Data items
================

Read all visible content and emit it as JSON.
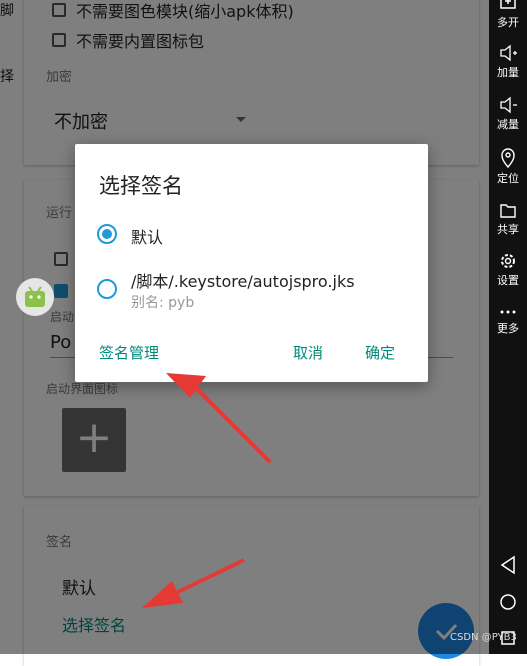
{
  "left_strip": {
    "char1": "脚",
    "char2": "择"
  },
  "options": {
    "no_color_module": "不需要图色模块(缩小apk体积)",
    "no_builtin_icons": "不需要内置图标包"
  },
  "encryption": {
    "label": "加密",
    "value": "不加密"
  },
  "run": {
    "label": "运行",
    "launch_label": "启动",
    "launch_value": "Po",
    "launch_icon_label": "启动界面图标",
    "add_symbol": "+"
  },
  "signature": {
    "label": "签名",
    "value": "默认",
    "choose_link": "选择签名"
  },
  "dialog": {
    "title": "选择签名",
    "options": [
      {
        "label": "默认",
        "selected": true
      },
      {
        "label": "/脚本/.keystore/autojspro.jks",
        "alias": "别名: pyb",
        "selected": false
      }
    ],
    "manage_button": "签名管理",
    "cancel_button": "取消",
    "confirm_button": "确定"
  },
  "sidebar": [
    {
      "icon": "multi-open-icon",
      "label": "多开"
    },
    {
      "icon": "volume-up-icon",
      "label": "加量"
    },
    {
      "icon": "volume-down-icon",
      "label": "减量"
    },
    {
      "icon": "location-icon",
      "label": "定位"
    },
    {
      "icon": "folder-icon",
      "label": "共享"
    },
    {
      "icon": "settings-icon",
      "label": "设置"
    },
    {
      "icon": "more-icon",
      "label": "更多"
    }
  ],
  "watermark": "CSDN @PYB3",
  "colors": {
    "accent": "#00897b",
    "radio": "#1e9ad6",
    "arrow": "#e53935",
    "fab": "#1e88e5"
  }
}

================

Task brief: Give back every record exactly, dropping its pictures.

Your response:
Read all visible content and emit it as JSON.
{
  "left_strip": {
    "char1": "脚",
    "char2": "择"
  },
  "options": {
    "no_color_module": "不需要图色模块(缩小apk体积)",
    "no_builtin_icons": "不需要内置图标包"
  },
  "encryption": {
    "label": "加密",
    "value": "不加密"
  },
  "run": {
    "label": "运行",
    "launch_label": "启动",
    "launch_value": "Po",
    "launch_icon_label": "启动界面图标",
    "add_symbol": "+"
  },
  "signature": {
    "label": "签名",
    "value": "默认",
    "choose_link": "选择签名"
  },
  "dialog": {
    "title": "选择签名",
    "options": [
      {
        "label": "默认",
        "selected": true
      },
      {
        "label": "/脚本/.keystore/autojspro.jks",
        "alias": "别名: pyb",
        "selected": false
      }
    ],
    "manage_button": "签名管理",
    "cancel_button": "取消",
    "confirm_button": "确定"
  },
  "sidebar": [
    {
      "icon": "multi-open-icon",
      "label": "多开"
    },
    {
      "icon": "volume-up-icon",
      "label": "加量"
    },
    {
      "icon": "volume-down-icon",
      "label": "减量"
    },
    {
      "icon": "location-icon",
      "label": "定位"
    },
    {
      "icon": "folder-icon",
      "label": "共享"
    },
    {
      "icon": "settings-icon",
      "label": "设置"
    },
    {
      "icon": "more-icon",
      "label": "更多"
    }
  ],
  "watermark": "CSDN @PYB3",
  "colors": {
    "accent": "#00897b",
    "radio": "#1e9ad6",
    "arrow": "#e53935",
    "fab": "#1e88e5"
  }
}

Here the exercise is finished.